*Task directions:*
Word for word, repeat the data; no picture should appear in the result.

[[ Records provided, beginning ]]

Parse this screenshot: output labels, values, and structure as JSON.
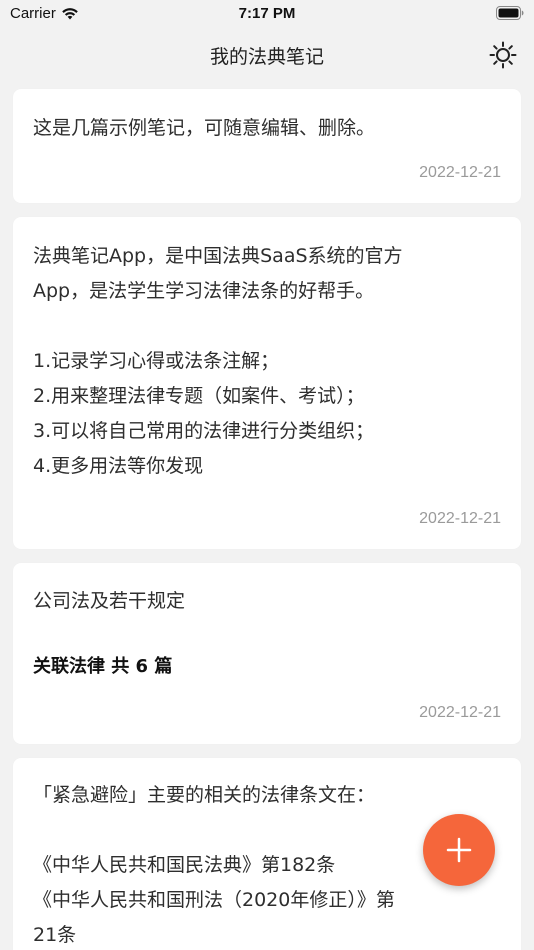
{
  "status_bar": {
    "carrier": "Carrier",
    "time": "7:17 PM",
    "wifi_icon": "wifi-icon",
    "battery_icon": "battery-icon"
  },
  "nav": {
    "title": "我的法典笔记",
    "settings_icon": "sun-icon"
  },
  "notes": [
    {
      "text": "这是几篇示例笔记，可随意编辑、删除。",
      "date": "2022-12-21"
    },
    {
      "text": "法典笔记App，是中国法典SaaS系统的官方\nApp，是法学生学习法律法条的好帮手。\n\n1.记录学习心得或法条注解；\n2.用来整理法律专题（如案件、考试）；\n3.可以将自己常用的法律进行分类组织；\n4.更多用法等你发现",
      "date": "2022-12-21"
    },
    {
      "text": "公司法及若干规定",
      "related": "关联法律 共 6 篇",
      "date": "2022-12-21"
    },
    {
      "text": "「紧急避险」主要的相关的法律条文在：\n\n《中华人民共和国民法典》第182条\n《中华人民共和国刑法（2020年修正）》第\n21条"
    }
  ],
  "fab": {
    "icon": "plus-icon",
    "color": "#f5663b"
  },
  "colors": {
    "background": "#f2f2f2",
    "card": "#ffffff",
    "date": "#9a9a9a",
    "accent": "#f5663b"
  }
}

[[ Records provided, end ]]

*Exercise answer:*
Parse this screenshot: output labels, values, and structure as JSON.
{
  "status_bar": {
    "carrier": "Carrier",
    "time": "7:17 PM",
    "wifi_icon": "wifi-icon",
    "battery_icon": "battery-icon"
  },
  "nav": {
    "title": "我的法典笔记",
    "settings_icon": "sun-icon"
  },
  "notes": [
    {
      "text": "这是几篇示例笔记，可随意编辑、删除。",
      "date": "2022-12-21"
    },
    {
      "text": "法典笔记App，是中国法典SaaS系统的官方\nApp，是法学生学习法律法条的好帮手。\n\n1.记录学习心得或法条注解；\n2.用来整理法律专题（如案件、考试）；\n3.可以将自己常用的法律进行分类组织；\n4.更多用法等你发现",
      "date": "2022-12-21"
    },
    {
      "text": "公司法及若干规定",
      "related": "关联法律 共 6 篇",
      "date": "2022-12-21"
    },
    {
      "text": "「紧急避险」主要的相关的法律条文在：\n\n《中华人民共和国民法典》第182条\n《中华人民共和国刑法（2020年修正）》第\n21条"
    }
  ],
  "fab": {
    "icon": "plus-icon",
    "color": "#f5663b"
  },
  "colors": {
    "background": "#f2f2f2",
    "card": "#ffffff",
    "date": "#9a9a9a",
    "accent": "#f5663b"
  }
}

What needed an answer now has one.